▶ [AIM OF THE TASK] Reproduce the entries in full and exactly. Pictures stay out.

▶ [EXERCISE MATERIAL]
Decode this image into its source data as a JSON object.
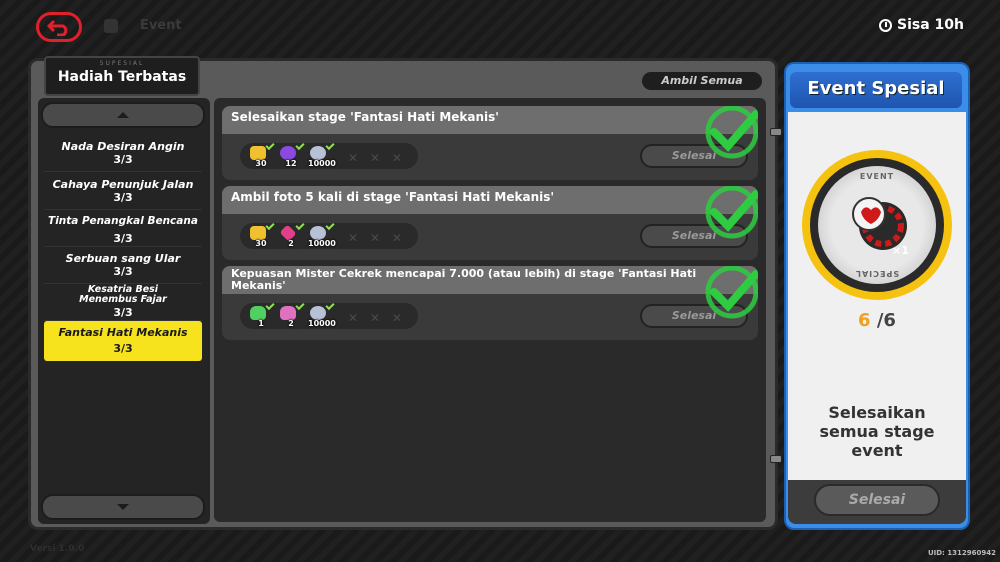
{
  "top_bar": {
    "back_icon": "back-arrow-icon",
    "ghost_label": "Event",
    "timer_icon": "clock-icon",
    "timer_text": "Sisa 10h"
  },
  "panel": {
    "title_sub": "SUPESIAL",
    "title": "Hadiah Terbatas",
    "claim_all_label": "Ambil Semua"
  },
  "stages": [
    {
      "name": "Nada Desiran Angin",
      "count": "3/3",
      "selected": false
    },
    {
      "name": "Cahaya Penunjuk Jalan",
      "count": "3/3",
      "selected": false
    },
    {
      "name": "Tinta Penangkal Bencana",
      "count": "3/3",
      "selected": false
    },
    {
      "name": "Serbuan sang Ular",
      "count": "3/3",
      "selected": false
    },
    {
      "name": "Kesatria Besi Menembus Fajar",
      "count": "3/3",
      "selected": false
    },
    {
      "name": "Fantasi Hati Mekanis",
      "count": "3/3",
      "selected": true
    }
  ],
  "tasks": [
    {
      "title": "Selesaikan stage 'Fantasi Hati Mekanis'",
      "button": "Selesai",
      "rewards": [
        {
          "icon": "stamina-orb-icon",
          "amount": "30",
          "color": "#f0c030"
        },
        {
          "icon": "purple-crystal-icon",
          "amount": "12",
          "color": "#8a4adf"
        },
        {
          "icon": "coin-pile-icon",
          "amount": "10000",
          "color": "#b8c0d8"
        }
      ]
    },
    {
      "title": "Ambil foto 5 kali di stage 'Fantasi Hati Mekanis'",
      "button": "Selesai",
      "rewards": [
        {
          "icon": "stamina-orb-icon",
          "amount": "30",
          "color": "#f0c030"
        },
        {
          "icon": "pink-crystal-icon",
          "amount": "2",
          "color": "#e0408a"
        },
        {
          "icon": "coin-pile-icon",
          "amount": "10000",
          "color": "#b8c0d8"
        }
      ]
    },
    {
      "title": "Kepuasan Mister Cekrek mencapai 7.000 (atau lebih) di stage 'Fantasi Hati Mekanis'",
      "button": "Selesai",
      "rewards": [
        {
          "icon": "green-potion-icon",
          "amount": "1",
          "color": "#50d060"
        },
        {
          "icon": "pink-potion-icon",
          "amount": "2",
          "color": "#e070c0"
        },
        {
          "icon": "coin-pile-icon",
          "amount": "10000",
          "color": "#b8c0d8"
        }
      ]
    }
  ],
  "event": {
    "title": "Event Spesial",
    "medal_top": "EVENT",
    "medal_bottom": "SPECIAL",
    "medal_qty": "×1",
    "progress_current": "6",
    "progress_total": "/6",
    "description": "Selesaikan semua stage event",
    "button": "Selesai"
  },
  "footer": {
    "uid": "UID: 1312960942",
    "ghost_left": "Versi 1.0.0"
  }
}
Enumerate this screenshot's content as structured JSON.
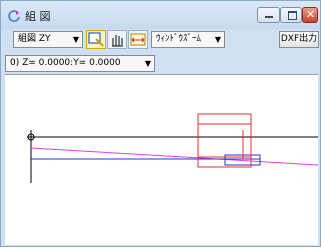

▶ [RESPONSE BELOW]
Decode this image into its source data as a JSON object.
{
  "top_bar": {
    "back_icon": "back-arrow-icon",
    "ghost_label": "Event",
    "timer_icon": "clock-icon",
    "timer_text": "Sisa 10h"
  },
  "panel": {
    "title_sub": "SUPESIAL",
    "title": "Hadiah Terbatas",
    "claim_all_label": "Ambil Semua"
  },
  "stages": [
    {
      "name": "Nada Desiran Angin",
      "count": "3/3",
      "selected": false
    },
    {
      "name": "Cahaya Penunjuk Jalan",
      "count": "3/3",
      "selected": false
    },
    {
      "name": "Tinta Penangkal Bencana",
      "count": "3/3",
      "selected": false
    },
    {
      "name": "Serbuan sang Ular",
      "count": "3/3",
      "selected": false
    },
    {
      "name": "Kesatria Besi Menembus Fajar",
      "count": "3/3",
      "selected": false
    },
    {
      "name": "Fantasi Hati Mekanis",
      "count": "3/3",
      "selected": true
    }
  ],
  "tasks": [
    {
      "title": "Selesaikan stage 'Fantasi Hati Mekanis'",
      "button": "Selesai",
      "rewards": [
        {
          "icon": "stamina-orb-icon",
          "amount": "30",
          "color": "#f0c030"
        },
        {
          "icon": "purple-crystal-icon",
          "amount": "12",
          "color": "#8a4adf"
        },
        {
          "icon": "coin-pile-icon",
          "amount": "10000",
          "color": "#b8c0d8"
        }
      ]
    },
    {
      "title": "Ambil foto 5 kali di stage 'Fantasi Hati Mekanis'",
      "button": "Selesai",
      "rewards": [
        {
          "icon": "stamina-orb-icon",
          "amount": "30",
          "color": "#f0c030"
        },
        {
          "icon": "pink-crystal-icon",
          "amount": "2",
          "color": "#e0408a"
        },
        {
          "icon": "coin-pile-icon",
          "amount": "10000",
          "color": "#b8c0d8"
        }
      ]
    },
    {
      "title": "Kepuasan Mister Cekrek mencapai 7.000 (atau lebih) di stage 'Fantasi Hati Mekanis'",
      "button": "Selesai",
      "rewards": [
        {
          "icon": "green-potion-icon",
          "amount": "1",
          "color": "#50d060"
        },
        {
          "icon": "pink-potion-icon",
          "amount": "2",
          "color": "#e070c0"
        },
        {
          "icon": "coin-pile-icon",
          "amount": "10000",
          "color": "#b8c0d8"
        }
      ]
    }
  ],
  "event": {
    "title": "Event Spesial",
    "medal_top": "EVENT",
    "medal_bottom": "SPECIAL",
    "medal_qty": "×1",
    "progress_current": "6",
    "progress_total": "/6",
    "description": "Selesaikan semua stage event",
    "button": "Selesai"
  },
  "footer": {
    "uid": "UID: 1312960942",
    "ghost_left": "Versi 1.0.0"
  }
}
Enumerate this screenshot's content as structured JSON.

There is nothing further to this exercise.